It’s especially important to differentiate morality and law, inasmuch as discussion of the moral and legal often conflate. On the one hand, the two differ since we believe some legal acts to be immoral, and some laws to be unjust. And even if the law didn’t prohibit murder, stealing, and the like, we would probably still consider them wrong. This suggests that the two aren’t co-extensive. On the other hand, the two are connected because the law embodies many moral precepts. Legal prohibitions incorporate most of our ordinary moral rules such as those against lying, killing, cheating, raping, and stealing. This suggests there is a some connection between the moral and the legal.
Though it’s possible to have morality without law, or law without morality, the two usually go together. Therefore, we suggest that law codifies morality. In other words, the law formulates the culture’s morality into legal codes. Again, not every legal code refers to a moral issue, but most laws do have some moral significance.
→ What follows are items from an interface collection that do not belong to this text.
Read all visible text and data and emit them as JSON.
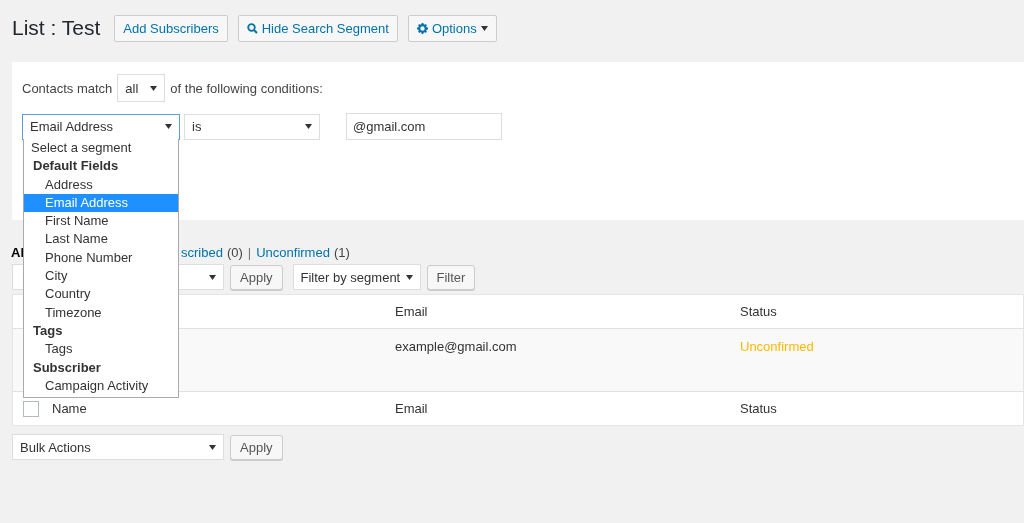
{
  "title": "List : Test",
  "header_buttons": [
    {
      "label": "Add Subscribers"
    },
    {
      "label": "Hide Search Segment"
    },
    {
      "label": "Options"
    }
  ],
  "segment": {
    "match_prefix": "Contacts match",
    "match_value": "all",
    "match_suffix": "of the following conditions:",
    "condition": {
      "field": "Email Address",
      "operator": "is",
      "value": "@gmail.com"
    }
  },
  "segment_dropdown": {
    "items": [
      {
        "kind": "option",
        "label": "Select a segment",
        "selected": false
      },
      {
        "kind": "group",
        "label": "Default Fields"
      },
      {
        "kind": "suboption",
        "label": "Address",
        "selected": false
      },
      {
        "kind": "suboption",
        "label": "Email Address",
        "selected": true
      },
      {
        "kind": "suboption",
        "label": "First Name",
        "selected": false
      },
      {
        "kind": "suboption",
        "label": "Last Name",
        "selected": false
      },
      {
        "kind": "suboption",
        "label": "Phone Number",
        "selected": false
      },
      {
        "kind": "suboption",
        "label": "City",
        "selected": false
      },
      {
        "kind": "suboption",
        "label": "Country",
        "selected": false
      },
      {
        "kind": "suboption",
        "label": "Timezone",
        "selected": false
      },
      {
        "kind": "group",
        "label": "Tags"
      },
      {
        "kind": "suboption",
        "label": "Tags",
        "selected": false
      },
      {
        "kind": "group",
        "label": "Subscriber"
      },
      {
        "kind": "suboption",
        "label": "Campaign Activity",
        "selected": false
      }
    ]
  },
  "views": [
    {
      "label": "Al",
      "selected": true
    },
    {
      "label": "scribed",
      "count": "(0)",
      "selected": false
    },
    {
      "label": "Unconfirmed",
      "count": "(1)",
      "separator": "|",
      "selected": false
    }
  ],
  "top_toolbar": {
    "apply": "Apply",
    "filter_select": "Filter by segment",
    "filter": "Filter"
  },
  "table": {
    "columns": [
      {
        "label": "Email"
      },
      {
        "label": "Status"
      }
    ],
    "rows": [
      {
        "email": "example@gmail.com",
        "status": "Unconfirmed",
        "color": "#ffb900"
      }
    ],
    "footer_checked": false,
    "footer_columns": [
      {
        "label": "Name"
      },
      {
        "label": "Email"
      },
      {
        "label": "Status"
      }
    ]
  },
  "bottom_toolbar": {
    "bulk": "Bulk Actions",
    "apply": "Apply"
  }
}
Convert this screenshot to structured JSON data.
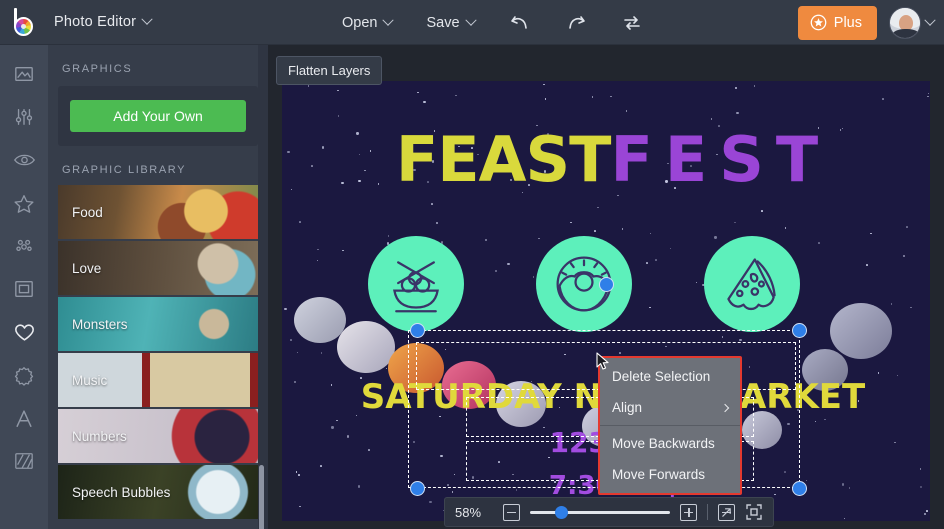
{
  "app": {
    "logo_icon": "color-wheel-logo",
    "title": "Photo Editor",
    "title_caret": "chevron-down-icon"
  },
  "toolbar": {
    "open_label": "Open",
    "save_label": "Save",
    "undo_icon": "undo-arrow-icon",
    "redo_icon": "redo-arrow-icon",
    "swap_icon": "swap-arrows-icon",
    "plus_label": "Plus",
    "plus_icon": "star-badge-icon",
    "plus_color": "#ef8a3f",
    "avatar_icon": "user-avatar",
    "avatar_caret": "chevron-down-icon"
  },
  "rail": {
    "items": [
      {
        "icon": "image-icon",
        "active": false
      },
      {
        "icon": "sliders-adjust-icon",
        "active": false
      },
      {
        "icon": "eye-icon",
        "active": false
      },
      {
        "icon": "star-icon",
        "active": false
      },
      {
        "icon": "particles-icon",
        "active": false
      },
      {
        "icon": "frame-icon",
        "active": false
      },
      {
        "icon": "heart-icon",
        "active": true
      },
      {
        "icon": "flower-badge-icon",
        "active": false
      },
      {
        "icon": "text-a-icon",
        "active": false
      },
      {
        "icon": "texture-stripes-icon",
        "active": false
      }
    ]
  },
  "panel": {
    "graphics_label": "GRAPHICS",
    "add_own_label": "Add Your Own",
    "add_own_color": "#4cbb52",
    "library_label": "GRAPHIC LIBRARY",
    "library_items": [
      {
        "name": "Food",
        "thumb": "food-photo"
      },
      {
        "name": "Love",
        "thumb": "love-photo"
      },
      {
        "name": "Monsters",
        "thumb": "monsters-photo"
      },
      {
        "name": "Music",
        "thumb": "music-photo"
      },
      {
        "name": "Numbers",
        "thumb": "numbers-photo"
      },
      {
        "name": "Speech Bubbles",
        "thumb": "speech-bubbles-photo"
      }
    ]
  },
  "stage": {
    "flatten_label": "Flatten Layers"
  },
  "design": {
    "background_color": "#1b1840",
    "headline_part1": "FEAST",
    "headline_part1_color": "#d9d93c",
    "headline_part2": "FEST",
    "headline_part2_color": "#9a45d6",
    "badges": [
      {
        "icon": "noodle-bowl-icon",
        "color": "#5df0bb"
      },
      {
        "icon": "donut-icon",
        "color": "#5df0bb"
      },
      {
        "icon": "pizza-slice-icon",
        "color": "#5df0bb"
      }
    ],
    "line2": "SATURDAY NIGHT MARKET",
    "line2_color": "#e0d93b",
    "line3": "1234 SE",
    "line3_color": "#a24ce0",
    "line4": "7:30PM  |",
    "line4_color": "#a24ce0"
  },
  "context_menu": {
    "border_color": "#e4392f",
    "items": [
      {
        "label": "Delete Selection",
        "has_submenu": false
      },
      {
        "label": "Align",
        "has_submenu": true,
        "arrow_icon": "chevron-right-icon"
      },
      {
        "label": "Move Backwards",
        "has_submenu": false
      },
      {
        "label": "Move Forwards",
        "has_submenu": false
      }
    ]
  },
  "zoombar": {
    "zoom_level": "58%",
    "zoom_out_icon": "minus-square-icon",
    "zoom_in_icon": "plus-square-icon",
    "slider_percent": 22,
    "expand_icon": "expand-diagonal-icon",
    "fit_icon": "fit-to-screen-icon"
  }
}
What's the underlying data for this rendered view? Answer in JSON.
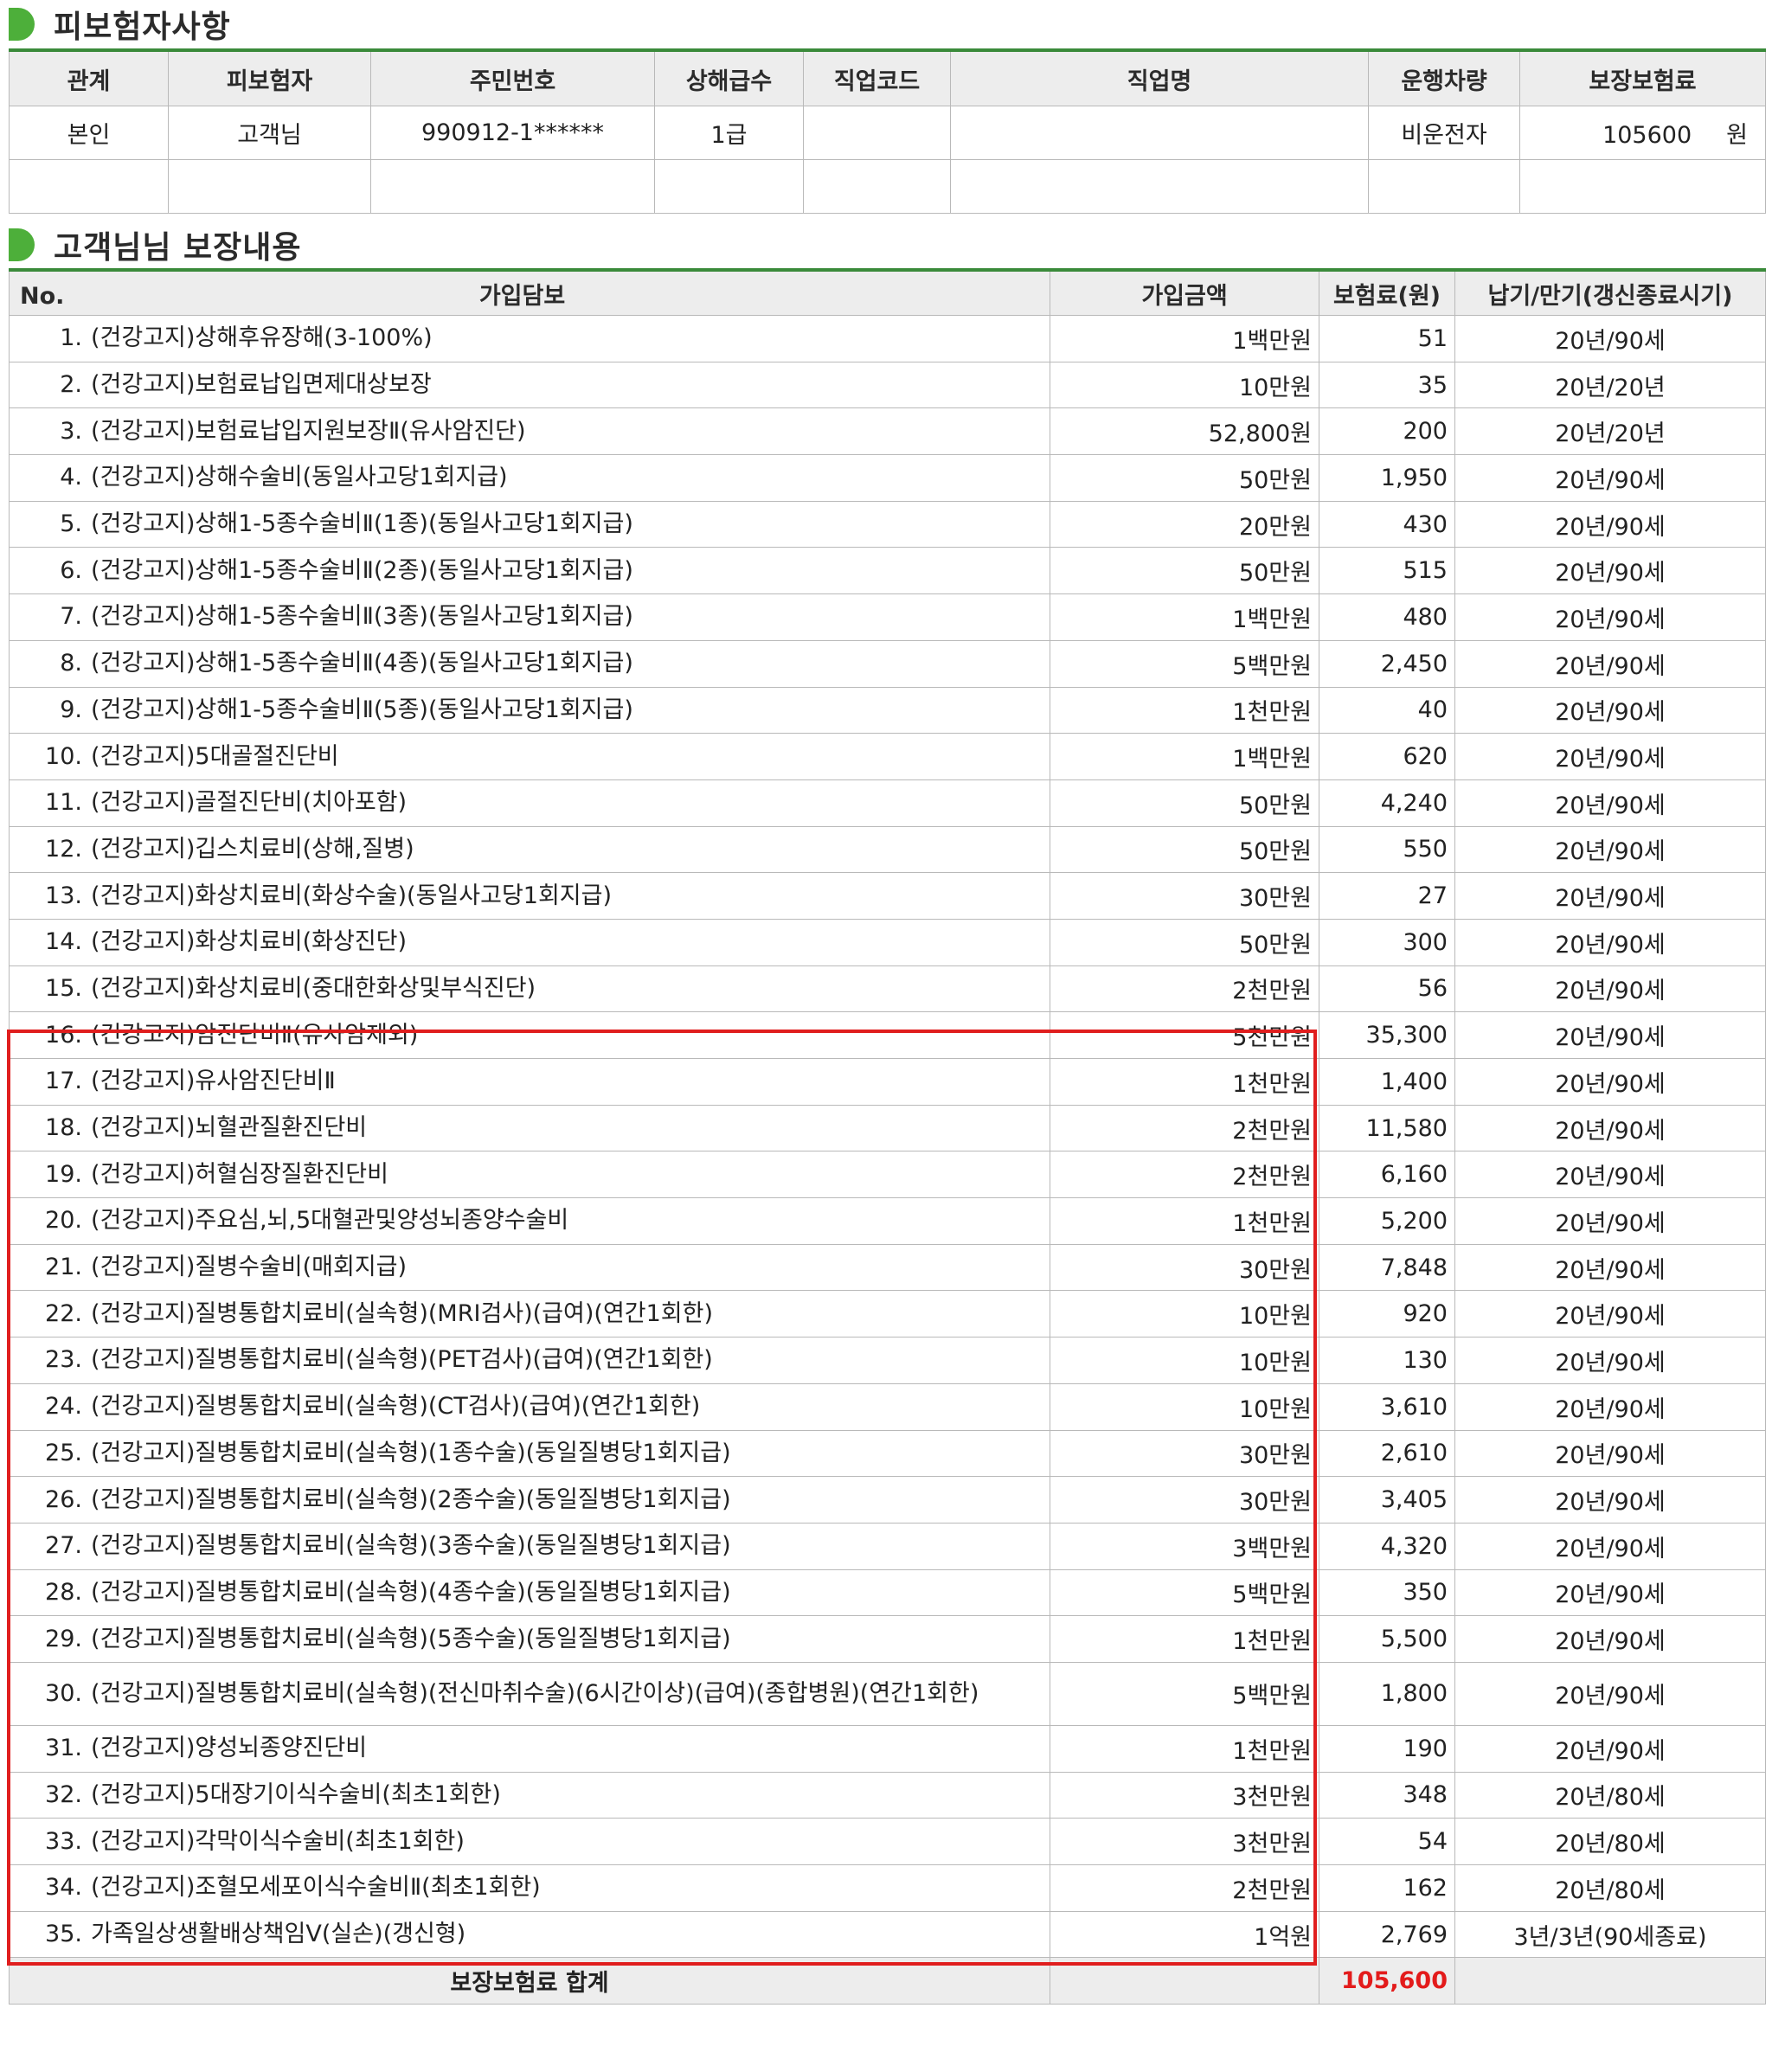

Though a connection between the moral and legal exists, they clearly aren’t the same things.
While a thing’s illegality may give us a reason not to do the thing, this is a prudential rather than moral reason. In other words, if we are afraid to steal because we might get caught, then we fear punishment, not immorality. Nevertheless, we might offer moral reasons to abide by the law. We could say that we owe it to the state to abide by their laws and that civil disobedience undermines both the moral fabric and our tacit agreement with the state. This was essentially Socrates’ argument against escaping from Athens before his impending execution. But in general, legal arguments aren’t applicable to ethical discussion. Ethicists generally discuss morality not legality, as will we.